Maybe because it’s still early, or maybe because he’s actually…happy?
The trades for Durant and Beal were initiated at the request of new team owner Mat Ishbia – Durant moved to Phoenix within hours of Ishbia’s appointment as governor. Playing just eight games in the regular season (he slipped and injured his ankle before his home debut) might have made it a little cumbersome, but Durant had an offseason to get back on his feet.
“Yes, I got to know Mat Ishbia better, Josh [Bartelstein, Suns CEO] and James [Jones, Suns general manager] and then once Frank [Vogel, head coach] “Come over and meet him too,” Durant said.
Vogel spent some time with Durant over the summer after he was hired after the Suns parted ways with Monty Williams, calling Durant the type of guy who leads by example and has long been associated with.
But in other ways, Durant is using his voice, which admittedly played an important role in the Beal takeover.
“When making the decision, I just want to know who should be on the team. I give my suggestions and input and hope that they accept and value my opinion,” said Durant. “But if not, I’ll still come to work and do my job.”
That shows a level of trust he has in management, a relationship expected of all star players. Given developments at his last two stops, Durant may be exhausted about these things.

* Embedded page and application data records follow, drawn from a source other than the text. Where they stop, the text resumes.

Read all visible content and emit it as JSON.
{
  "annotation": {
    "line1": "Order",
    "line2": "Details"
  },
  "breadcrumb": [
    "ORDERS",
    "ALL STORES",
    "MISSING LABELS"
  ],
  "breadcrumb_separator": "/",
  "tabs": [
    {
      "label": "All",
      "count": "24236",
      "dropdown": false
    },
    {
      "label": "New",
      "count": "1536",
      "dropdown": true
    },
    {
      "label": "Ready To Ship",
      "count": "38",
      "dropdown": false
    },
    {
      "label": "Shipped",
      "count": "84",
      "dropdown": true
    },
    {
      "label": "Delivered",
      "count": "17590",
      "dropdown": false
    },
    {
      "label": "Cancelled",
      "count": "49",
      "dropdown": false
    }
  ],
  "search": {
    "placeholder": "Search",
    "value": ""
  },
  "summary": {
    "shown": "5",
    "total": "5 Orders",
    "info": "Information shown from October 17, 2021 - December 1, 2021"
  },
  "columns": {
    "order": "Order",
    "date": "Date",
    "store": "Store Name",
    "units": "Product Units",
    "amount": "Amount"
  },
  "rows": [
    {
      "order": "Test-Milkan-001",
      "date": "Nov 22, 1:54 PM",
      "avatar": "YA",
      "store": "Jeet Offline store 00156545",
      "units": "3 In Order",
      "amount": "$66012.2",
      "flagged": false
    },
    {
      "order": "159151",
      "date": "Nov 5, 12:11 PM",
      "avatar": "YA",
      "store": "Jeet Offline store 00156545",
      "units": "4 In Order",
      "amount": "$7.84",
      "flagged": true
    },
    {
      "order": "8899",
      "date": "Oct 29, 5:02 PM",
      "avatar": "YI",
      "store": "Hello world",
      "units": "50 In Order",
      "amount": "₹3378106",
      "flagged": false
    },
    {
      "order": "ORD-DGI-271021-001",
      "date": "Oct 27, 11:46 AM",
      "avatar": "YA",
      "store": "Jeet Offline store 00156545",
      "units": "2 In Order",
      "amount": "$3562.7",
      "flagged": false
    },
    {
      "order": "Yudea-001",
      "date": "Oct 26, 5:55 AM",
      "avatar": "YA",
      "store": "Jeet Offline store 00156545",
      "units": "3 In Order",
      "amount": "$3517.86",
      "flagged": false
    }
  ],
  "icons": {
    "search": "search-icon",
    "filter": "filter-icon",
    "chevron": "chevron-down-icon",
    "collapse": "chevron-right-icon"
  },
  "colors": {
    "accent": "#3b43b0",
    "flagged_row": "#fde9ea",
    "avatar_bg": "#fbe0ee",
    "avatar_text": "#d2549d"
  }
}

And in a way, he’s just like most NBA consumers and wants to hear the gossip, too.
“Not just our team. I would like to see how things work behind the scenes because many [stuff] “It’s moving, but we can’t see it from the surface,” Durant said. “So I feel like I’ve always been interested in that side of the game. I think they’re engaging the players and getting our input, which is cool.”
It almost sounds like he’s looking ahead to the next phase of his basketball life. It’s hard to believe, but Durant just turned 35. Most NBA greats were heading toward retirement or at least reduced effectiveness. LeBron James, still performing at a high level, has changed the paradigm of aging, and it seems his age is the only thing the NBA world seems to pay attention to.
But Durant is in his 17th grade and has still shot a ridiculous 56/40/92 in those 47 games, averaging 29 with seven rebounds and five assists. If Jokić is at the top of the NBA individual mountain, Durant isn’t far behind.
However, he knows he will get down this mountain eventually.
“You constantly think about the second phase of life,” Durant said. “Older men always said, ‘Think about what you want to do when you’re done.’ As you get older in the league and approach 40 like me, you start to think: What would my life be without the NBA? I’ve spent half my life in the NBA, I don’t know what it’s like to not prepare for basketball. Of course I think about it, I talk to pensioners and see how they feel.”
He recently wrote the foreword to George Gervin’s book “Ice: Why I Was Born to Score” and talked about meeting Gervin and hearing stories as a young professional.
“Men their age had the same thoughts as me,” Durant said. “You don’t want to be done with the game, but it starts to scare you.”
Durant will be 37 when his contract with the Suns expires. While he can’t be assumed to be healthy, Durant’s game should age gracefully. The lack of time due to some of his injuries has taken some of the mileage out of his body, and he doesn’t seem like the type to retire while still being effective and All-Star caliber.
“Who knows? Who knows? But I want to play as long as I can,” Durant said.
He is still looking forward to competing in the Olympics again next summer and is still optimistic about the prospects for the coming season.
“I like the identity we’re building, I like the days we spent,” Durant said. “We have talent. That’s half the battle in sports: having talent. Now it’s up to us to put it together. I am happy about the talent we have acquired. I like what we do, the attention to detail. We’re off to a good start, we’ll just have to see how it goes.”